▶ THE TASK: Reproduce every entry below precisely; do not include the pictures.

——

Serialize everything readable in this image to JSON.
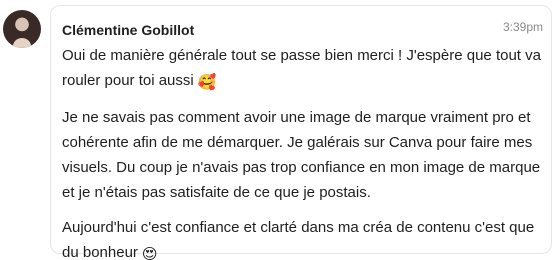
{
  "message": {
    "author": "Clémentine Gobillot",
    "time": "3:39pm",
    "paragraphs": [
      {
        "text": "Oui de manière générale tout se passe bien merci ! J'espère que tout va rouler pour toi aussi",
        "emoji": "🥰",
        "emoji_name": "smiling-face-with-hearts-icon"
      },
      {
        "text": "Je ne savais pas comment avoir une image de marque vraiment pro et cohérente afin de me démarquer. Je galérais sur Canva pour faire mes visuels. Du coup je n'avais pas trop confiance en mon image de marque et je n'étais pas satisfaite de ce que je postais."
      },
      {
        "text": "Aujourd'hui c'est confiance et clarté dans ma créa de contenu c'est que du bonheur",
        "emoji": "😍",
        "emoji_name": "heart-eyes-icon"
      }
    ]
  }
}
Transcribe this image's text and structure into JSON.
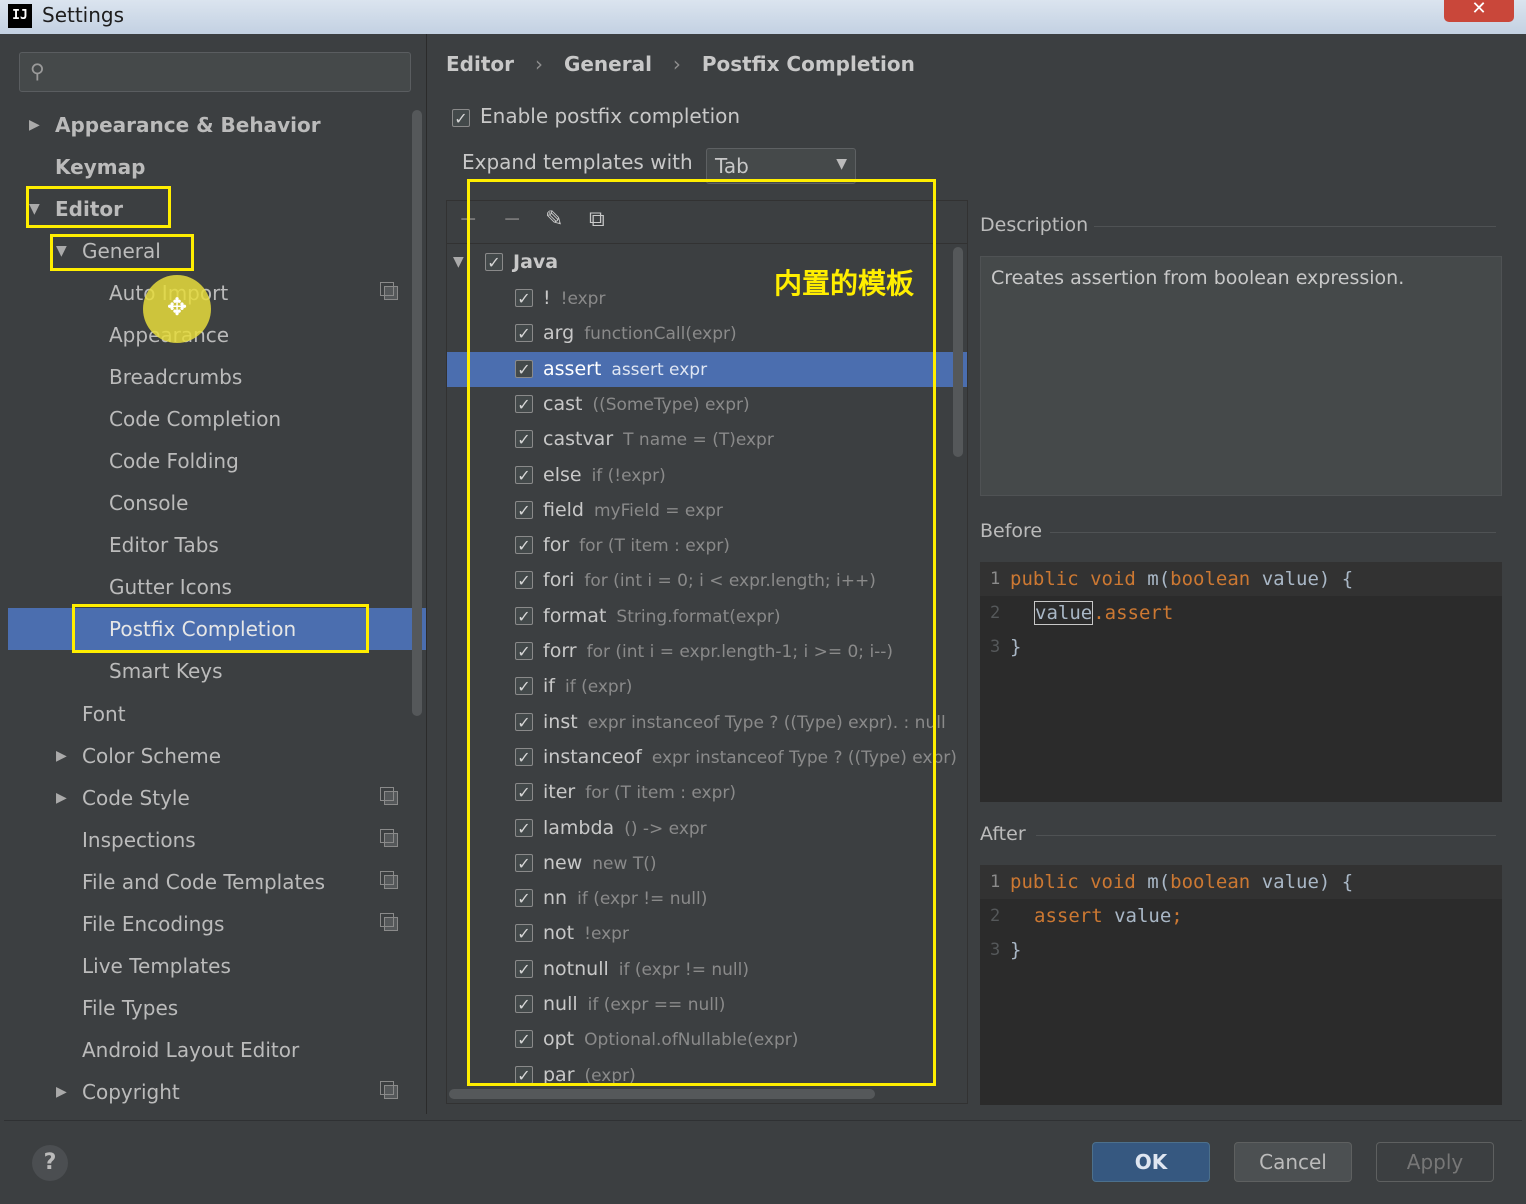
{
  "window": {
    "title": "Settings",
    "close_symbol": "✕",
    "app_icon_text": "IJ"
  },
  "search": {
    "placeholder": "",
    "icon": "search-icon"
  },
  "sidebar": {
    "items": [
      {
        "label": "Appearance & Behavior",
        "arrow": "▶",
        "bold": true
      },
      {
        "label": "Keymap",
        "bold": true
      },
      {
        "label": "Editor",
        "arrow": "▼",
        "bold": true
      },
      {
        "label": "General",
        "arrow": "▼"
      },
      {
        "label": "Auto Import",
        "copy_icon": true
      },
      {
        "label": "Appearance"
      },
      {
        "label": "Breadcrumbs"
      },
      {
        "label": "Code Completion"
      },
      {
        "label": "Code Folding"
      },
      {
        "label": "Console"
      },
      {
        "label": "Editor Tabs"
      },
      {
        "label": "Gutter Icons"
      },
      {
        "label": "Postfix Completion",
        "selected": true
      },
      {
        "label": "Smart Keys"
      },
      {
        "label": "Font"
      },
      {
        "label": "Color Scheme",
        "arrow": "▶"
      },
      {
        "label": "Code Style",
        "arrow": "▶",
        "copy_icon": true
      },
      {
        "label": "Inspections",
        "copy_icon": true
      },
      {
        "label": "File and Code Templates",
        "copy_icon": true
      },
      {
        "label": "File Encodings",
        "copy_icon": true
      },
      {
        "label": "Live Templates"
      },
      {
        "label": "File Types"
      },
      {
        "label": "Android Layout Editor"
      },
      {
        "label": "Copyright",
        "arrow": "▶",
        "copy_icon": true
      }
    ]
  },
  "breadcrumb": [
    "Editor",
    "General",
    "Postfix Completion"
  ],
  "breadcrumb_separator": "›",
  "enable_postfix": {
    "label": "Enable postfix completion",
    "checked": true
  },
  "expand_templates": {
    "label": "Expand templates with",
    "value": "Tab"
  },
  "toolbar": {
    "add": "+",
    "remove": "−",
    "edit": "✎",
    "copy": "⧉"
  },
  "templates": {
    "group": "Java",
    "items": [
      {
        "key": "!",
        "example": "!expr"
      },
      {
        "key": "arg",
        "example": "functionCall(expr)"
      },
      {
        "key": "assert",
        "example": "assert expr",
        "selected": true
      },
      {
        "key": "cast",
        "example": "((SomeType) expr)"
      },
      {
        "key": "castvar",
        "example": "T name = (T)expr"
      },
      {
        "key": "else",
        "example": "if (!expr)"
      },
      {
        "key": "field",
        "example": "myField = expr"
      },
      {
        "key": "for",
        "example": "for (T item : expr)"
      },
      {
        "key": "fori",
        "example": "for (int i = 0; i < expr.length; i++)"
      },
      {
        "key": "format",
        "example": "String.format(expr)"
      },
      {
        "key": "forr",
        "example": "for (int i = expr.length-1; i >= 0; i--)"
      },
      {
        "key": "if",
        "example": "if (expr)"
      },
      {
        "key": "inst",
        "example": "expr instanceof Type ? ((Type) expr). : null"
      },
      {
        "key": "instanceof",
        "example": "expr instanceof Type ? ((Type) expr)"
      },
      {
        "key": "iter",
        "example": "for (T item : expr)"
      },
      {
        "key": "lambda",
        "example": "() -> expr"
      },
      {
        "key": "new",
        "example": "new T()"
      },
      {
        "key": "nn",
        "example": "if (expr != null)"
      },
      {
        "key": "not",
        "example": "!expr"
      },
      {
        "key": "notnull",
        "example": "if (expr != null)"
      },
      {
        "key": "null",
        "example": "if (expr == null)"
      },
      {
        "key": "opt",
        "example": "Optional.ofNullable(expr)"
      },
      {
        "key": "par",
        "example": "(expr)"
      }
    ]
  },
  "annotation": "内置的模板",
  "description": {
    "label": "Description",
    "text": "Creates assertion from boolean expression."
  },
  "before": {
    "label": "Before",
    "lines": [
      {
        "n": "1",
        "tokens": [
          [
            "public void ",
            "kw"
          ],
          [
            "m(",
            ""
          ],
          [
            "boolean",
            "kw"
          ],
          [
            " value) {",
            ""
          ]
        ]
      },
      {
        "n": "2",
        "tokens": [
          [
            "value",
            "box"
          ],
          [
            ".assert",
            "kw"
          ]
        ]
      },
      {
        "n": "3",
        "tokens": [
          [
            "}",
            ""
          ]
        ]
      }
    ]
  },
  "after": {
    "label": "After",
    "lines": [
      {
        "n": "1",
        "tokens": [
          [
            "public void ",
            "kw"
          ],
          [
            "m(",
            ""
          ],
          [
            "boolean",
            "kw"
          ],
          [
            " value) {",
            ""
          ]
        ]
      },
      {
        "n": "2",
        "tokens": [
          [
            "assert",
            "kw"
          ],
          [
            " value",
            ""
          ],
          [
            ";",
            "kw"
          ]
        ]
      },
      {
        "n": "3",
        "tokens": [
          [
            "}",
            ""
          ]
        ]
      }
    ]
  },
  "buttons": {
    "help": "?",
    "ok": "OK",
    "cancel": "Cancel",
    "apply": "Apply"
  },
  "colors": {
    "accent": "#4b6eaf",
    "highlight": "#ffee00",
    "keyword": "#cc7832"
  }
}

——

▶ SOLUTION FOR THIS TASK:
Serialize everything readable in this image to JSON.
{
  "message": {
    "author": "Clémentine Gobillot",
    "time": "3:39pm",
    "paragraphs": [
      {
        "text": "Oui de manière générale tout se passe bien merci ! J'espère que tout va rouler pour toi aussi",
        "emoji": "🥰",
        "emoji_name": "smiling-face-with-hearts-icon"
      },
      {
        "text": "Je ne savais pas comment avoir une image de marque vraiment pro et cohérente afin de me démarquer. Je galérais sur Canva pour faire mes visuels. Du coup je n'avais pas trop confiance en mon image de marque et je n'étais pas satisfaite de ce que je postais."
      },
      {
        "text": "Aujourd'hui c'est confiance et clarté dans ma créa de contenu c'est que du bonheur",
        "emoji": "😍",
        "emoji_name": "heart-eyes-icon"
      }
    ]
  }
}
Transcribe this image's text and structure into JSON.
{
  "window": {
    "title": "Settings",
    "close_symbol": "✕",
    "app_icon_text": "IJ"
  },
  "search": {
    "placeholder": "",
    "icon": "search-icon"
  },
  "sidebar": {
    "items": [
      {
        "label": "Appearance & Behavior",
        "arrow": "▶",
        "bold": true
      },
      {
        "label": "Keymap",
        "bold": true
      },
      {
        "label": "Editor",
        "arrow": "▼",
        "bold": true
      },
      {
        "label": "General",
        "arrow": "▼"
      },
      {
        "label": "Auto Import",
        "copy_icon": true
      },
      {
        "label": "Appearance"
      },
      {
        "label": "Breadcrumbs"
      },
      {
        "label": "Code Completion"
      },
      {
        "label": "Code Folding"
      },
      {
        "label": "Console"
      },
      {
        "label": "Editor Tabs"
      },
      {
        "label": "Gutter Icons"
      },
      {
        "label": "Postfix Completion",
        "selected": true
      },
      {
        "label": "Smart Keys"
      },
      {
        "label": "Font"
      },
      {
        "label": "Color Scheme",
        "arrow": "▶"
      },
      {
        "label": "Code Style",
        "arrow": "▶",
        "copy_icon": true
      },
      {
        "label": "Inspections",
        "copy_icon": true
      },
      {
        "label": "File and Code Templates",
        "copy_icon": true
      },
      {
        "label": "File Encodings",
        "copy_icon": true
      },
      {
        "label": "Live Templates"
      },
      {
        "label": "File Types"
      },
      {
        "label": "Android Layout Editor"
      },
      {
        "label": "Copyright",
        "arrow": "▶",
        "copy_icon": true
      }
    ]
  },
  "breadcrumb": [
    "Editor",
    "General",
    "Postfix Completion"
  ],
  "breadcrumb_separator": "›",
  "enable_postfix": {
    "label": "Enable postfix completion",
    "checked": true
  },
  "expand_templates": {
    "label": "Expand templates with",
    "value": "Tab"
  },
  "toolbar": {
    "add": "+",
    "remove": "−",
    "edit": "✎",
    "copy": "⧉"
  },
  "templates": {
    "group": "Java",
    "items": [
      {
        "key": "!",
        "example": "!expr"
      },
      {
        "key": "arg",
        "example": "functionCall(expr)"
      },
      {
        "key": "assert",
        "example": "assert expr",
        "selected": true
      },
      {
        "key": "cast",
        "example": "((SomeType) expr)"
      },
      {
        "key": "castvar",
        "example": "T name = (T)expr"
      },
      {
        "key": "else",
        "example": "if (!expr)"
      },
      {
        "key": "field",
        "example": "myField = expr"
      },
      {
        "key": "for",
        "example": "for (T item : expr)"
      },
      {
        "key": "fori",
        "example": "for (int i = 0; i < expr.length; i++)"
      },
      {
        "key": "format",
        "example": "String.format(expr)"
      },
      {
        "key": "forr",
        "example": "for (int i = expr.length-1; i >= 0; i--)"
      },
      {
        "key": "if",
        "example": "if (expr)"
      },
      {
        "key": "inst",
        "example": "expr instanceof Type ? ((Type) expr). : null"
      },
      {
        "key": "instanceof",
        "example": "expr instanceof Type ? ((Type) expr)"
      },
      {
        "key": "iter",
        "example": "for (T item : expr)"
      },
      {
        "key": "lambda",
        "example": "() -> expr"
      },
      {
        "key": "new",
        "example": "new T()"
      },
      {
        "key": "nn",
        "example": "if (expr != null)"
      },
      {
        "key": "not",
        "example": "!expr"
      },
      {
        "key": "notnull",
        "example": "if (expr != null)"
      },
      {
        "key": "null",
        "example": "if (expr == null)"
      },
      {
        "key": "opt",
        "example": "Optional.ofNullable(expr)"
      },
      {
        "key": "par",
        "example": "(expr)"
      }
    ]
  },
  "annotation": "内置的模板",
  "description": {
    "label": "Description",
    "text": "Creates assertion from boolean expression."
  },
  "before": {
    "label": "Before",
    "lines": [
      {
        "n": "1",
        "tokens": [
          [
            "public void ",
            "kw"
          ],
          [
            "m(",
            ""
          ],
          [
            "boolean",
            "kw"
          ],
          [
            " value) {",
            ""
          ]
        ]
      },
      {
        "n": "2",
        "tokens": [
          [
            "value",
            "box"
          ],
          [
            ".assert",
            "kw"
          ]
        ]
      },
      {
        "n": "3",
        "tokens": [
          [
            "}",
            ""
          ]
        ]
      }
    ]
  },
  "after": {
    "label": "After",
    "lines": [
      {
        "n": "1",
        "tokens": [
          [
            "public void ",
            "kw"
          ],
          [
            "m(",
            ""
          ],
          [
            "boolean",
            "kw"
          ],
          [
            " value) {",
            ""
          ]
        ]
      },
      {
        "n": "2",
        "tokens": [
          [
            "assert",
            "kw"
          ],
          [
            " value",
            ""
          ],
          [
            ";",
            "kw"
          ]
        ]
      },
      {
        "n": "3",
        "tokens": [
          [
            "}",
            ""
          ]
        ]
      }
    ]
  },
  "buttons": {
    "help": "?",
    "ok": "OK",
    "cancel": "Cancel",
    "apply": "Apply"
  },
  "colors": {
    "accent": "#4b6eaf",
    "highlight": "#ffee00",
    "keyword": "#cc7832"
  }
}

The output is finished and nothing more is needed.